=== EXERCISE ===
Reproduce all of the entries below exactly, without a single change.

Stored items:

══════════

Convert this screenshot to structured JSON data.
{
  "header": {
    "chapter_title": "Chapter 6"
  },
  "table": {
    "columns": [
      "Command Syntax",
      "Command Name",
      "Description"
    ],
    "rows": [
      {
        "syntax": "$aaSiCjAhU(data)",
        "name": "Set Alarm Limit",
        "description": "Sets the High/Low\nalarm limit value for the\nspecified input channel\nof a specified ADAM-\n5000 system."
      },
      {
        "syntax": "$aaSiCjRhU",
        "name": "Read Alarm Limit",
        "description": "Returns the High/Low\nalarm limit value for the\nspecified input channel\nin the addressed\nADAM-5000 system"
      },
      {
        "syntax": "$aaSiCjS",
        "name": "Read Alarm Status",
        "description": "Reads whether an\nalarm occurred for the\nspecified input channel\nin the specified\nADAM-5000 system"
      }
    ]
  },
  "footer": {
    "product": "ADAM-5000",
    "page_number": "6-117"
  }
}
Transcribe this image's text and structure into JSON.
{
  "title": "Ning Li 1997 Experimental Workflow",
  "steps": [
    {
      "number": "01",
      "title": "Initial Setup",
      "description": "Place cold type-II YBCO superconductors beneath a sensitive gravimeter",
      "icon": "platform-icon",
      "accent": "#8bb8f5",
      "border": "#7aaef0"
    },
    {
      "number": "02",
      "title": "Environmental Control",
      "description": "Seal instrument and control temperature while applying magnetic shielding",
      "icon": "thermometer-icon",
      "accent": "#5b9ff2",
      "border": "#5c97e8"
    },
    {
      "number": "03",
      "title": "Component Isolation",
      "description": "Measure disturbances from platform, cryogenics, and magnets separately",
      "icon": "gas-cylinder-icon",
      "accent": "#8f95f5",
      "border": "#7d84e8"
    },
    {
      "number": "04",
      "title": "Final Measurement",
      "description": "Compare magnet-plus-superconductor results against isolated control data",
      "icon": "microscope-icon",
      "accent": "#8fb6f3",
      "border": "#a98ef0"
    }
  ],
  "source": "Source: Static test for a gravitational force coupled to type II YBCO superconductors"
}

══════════

=== TASK ANSWER ===
Convert this screenshot to structured JSON data.
{
  "header": {
    "chapter_title": "Chapter 6"
  },
  "table": {
    "columns": [
      "Command Syntax",
      "Command Name",
      "Description"
    ],
    "rows": [
      {
        "syntax": "$aaSiCjAhU(data)",
        "name": "Set Alarm Limit",
        "description": "Sets the High/Low\nalarm limit value for the\nspecified input channel\nof a specified ADAM-\n5000 system."
      },
      {
        "syntax": "$aaSiCjRhU",
        "name": "Read Alarm Limit",
        "description": "Returns the High/Low\nalarm limit value for the\nspecified input channel\nin the addressed\nADAM-5000 system"
      },
      {
        "syntax": "$aaSiCjS",
        "name": "Read Alarm Status",
        "description": "Reads whether an\nalarm occurred for the\nspecified input channel\nin the specified\nADAM-5000 system"
      }
    ]
  },
  "footer": {
    "product": "ADAM-5000",
    "page_number": "6-117"
  }
}
Transcribe this image's text and structure into JSON.
{
  "title": "Ning Li 1997 Experimental Workflow",
  "steps": [
    {
      "number": "01",
      "title": "Initial Setup",
      "description": "Place cold type-II YBCO superconductors beneath a sensitive gravimeter",
      "icon": "platform-icon",
      "accent": "#8bb8f5",
      "border": "#7aaef0"
    },
    {
      "number": "02",
      "title": "Environmental Control",
      "description": "Seal instrument and control temperature while applying magnetic shielding",
      "icon": "thermometer-icon",
      "accent": "#5b9ff2",
      "border": "#5c97e8"
    },
    {
      "number": "03",
      "title": "Component Isolation",
      "description": "Measure disturbances from platform, cryogenics, and magnets separately",
      "icon": "gas-cylinder-icon",
      "accent": "#8f95f5",
      "border": "#7d84e8"
    },
    {
      "number": "04",
      "title": "Final Measurement",
      "description": "Compare magnet-plus-superconductor results against isolated control data",
      "icon": "microscope-icon",
      "accent": "#8fb6f3",
      "border": "#a98ef0"
    }
  ],
  "source": "Source: Static test for a gravitational force coupled to type II YBCO superconductors"
}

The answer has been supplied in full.